He has been dubbed the zip-tie guy. Munchel faces serious charges but is expected to be set free next week with the expectation he shows up for trial.
By now, most of us know Munchel from these images from the Senate gallery -- wearing a mask, armed with a weapon, holding zip ties often used to restrain prisoners.
He's charged with violent entry to the U.S. Capitol and disorderly conduct but that may not be enough to hold him in custody.
"Under extremely serious circumstances they can detain a person without bond. I don't see that happening here," said attorney David Raybin.
More likely, at a hearing next Tuesday, the federal magistrate will release Muchel on a signature bond -- no money, but lots of restrictions.

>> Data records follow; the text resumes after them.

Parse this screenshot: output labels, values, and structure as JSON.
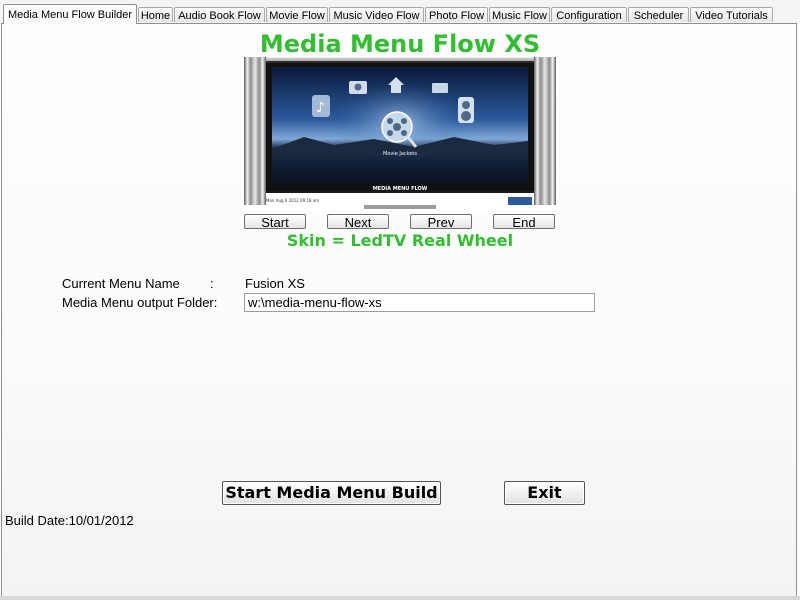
{
  "tabs": [
    {
      "label": "Media Menu Flow Builder",
      "active": true
    },
    {
      "label": "Home"
    },
    {
      "label": "Audio Book Flow"
    },
    {
      "label": "Movie Flow"
    },
    {
      "label": "Music Video Flow"
    },
    {
      "label": "Photo Flow"
    },
    {
      "label": "Music Flow"
    },
    {
      "label": "Configuration"
    },
    {
      "label": "Scheduler"
    },
    {
      "label": "Video Tutorials"
    }
  ],
  "main": {
    "title": "Media Menu Flow XS",
    "preview": {
      "brand": "MEDIA MENU FLOW",
      "caption": "Movie Jackets",
      "datetime": "Mon Aug 6 2012 09:18 am"
    },
    "nav": {
      "start": "Start",
      "next": "Next",
      "prev": "Prev",
      "end": "End"
    },
    "skin_text": "Skin = LedTV Real Wheel",
    "current_menu_label": "Current Menu Name",
    "current_menu_colon": ":",
    "current_menu_value": "Fusion XS",
    "output_folder_label": "Media Menu output Folder:",
    "output_folder_value": "w:\\media-menu-flow-xs",
    "start_build_label": "Start Media Menu Build",
    "exit_label": "Exit",
    "build_date": "Build Date:10/01/2012"
  },
  "colors": {
    "accent_green": "#2fbf2f"
  }
}
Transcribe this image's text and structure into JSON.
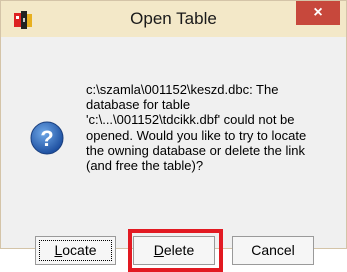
{
  "window": {
    "title": "Open Table",
    "close_glyph": "×",
    "app_icon": "foxpro-app-icon"
  },
  "message": {
    "icon": "question-icon",
    "text": "c:\\szamla\\001152\\keszd.dbc: The\ndatabase for table\n'c:\\...\\001152\\tdcikk.dbf' could not be\nopened. Would you like to try to locate\nthe owning database or delete the link\n(and free the table)?"
  },
  "buttons": {
    "locate": {
      "accel": "L",
      "rest": "ocate"
    },
    "delete": {
      "accel": "D",
      "rest": "elete"
    },
    "cancel": "Cancel"
  },
  "annotation": {
    "highlight_color": "#e21a22"
  }
}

"Probably to wear a monitor and not be allowed to leave Tennessee or Washington," said Raybin who is a constitutional scholar.

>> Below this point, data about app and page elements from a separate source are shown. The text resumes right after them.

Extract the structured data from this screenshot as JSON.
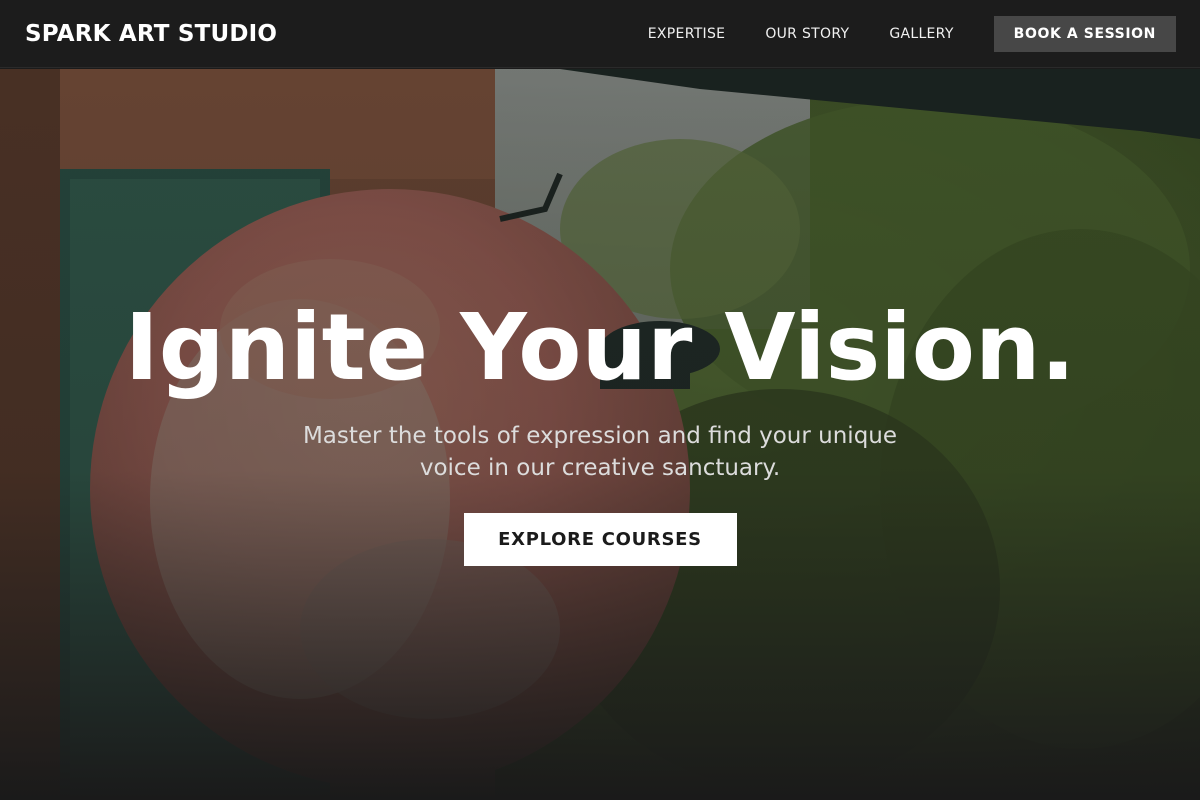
{
  "header": {
    "brand": "SPARK ART STUDIO",
    "nav": [
      {
        "label": "EXPERTISE"
      },
      {
        "label": "OUR STORY"
      },
      {
        "label": "GALLERY"
      }
    ],
    "cta_label": "BOOK A SESSION"
  },
  "hero": {
    "headline": "Ignite Your Vision.",
    "subheadline": "Master the tools of expression and find your unique voice in our creative sanctuary.",
    "cta_label": "EXPLORE COURSES"
  },
  "colors": {
    "header_bg": "#1c1c1c",
    "book_button_bg": "#474747",
    "cta_bg": "#ffffff",
    "cta_text": "#1b1b1b"
  }
}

He does not represent Munchel, but says he's heard from others who were at the riot, who fear they will now be arrested and who want to hire him. "I have had several people call me who were there who are from Tennessee," said Raybin.
He's told them to hire Washington lawyers because that's where the cases will be tried. "They described for me the events and that they thought Trump was behind them literally or figuratively."
But now, Munchel and others are on their own. What possible defense do they have? Raybin says there are possible arguments.
"I was doing this to make a political statement. It's a 1st Amendment right. it's the people's house. I was wearing a mask because of COVID," explained Raybin.
So many of them in media reports are now trying to downplay their roles in what happened. But if there is video of them, and there's lots of video out there, it won't be easy. The judge may release Munchel next week.
But anyone who thinks that's a sign these cases are not being taken seriously would be wrong. Raybin says the government is going to come down on those charged like a ton of bricks. If convicted, Munchel and others with similar charges face up to ten years in prison and a $250,000 fine.
They may not stand trial because of COVID delays - until later this fall.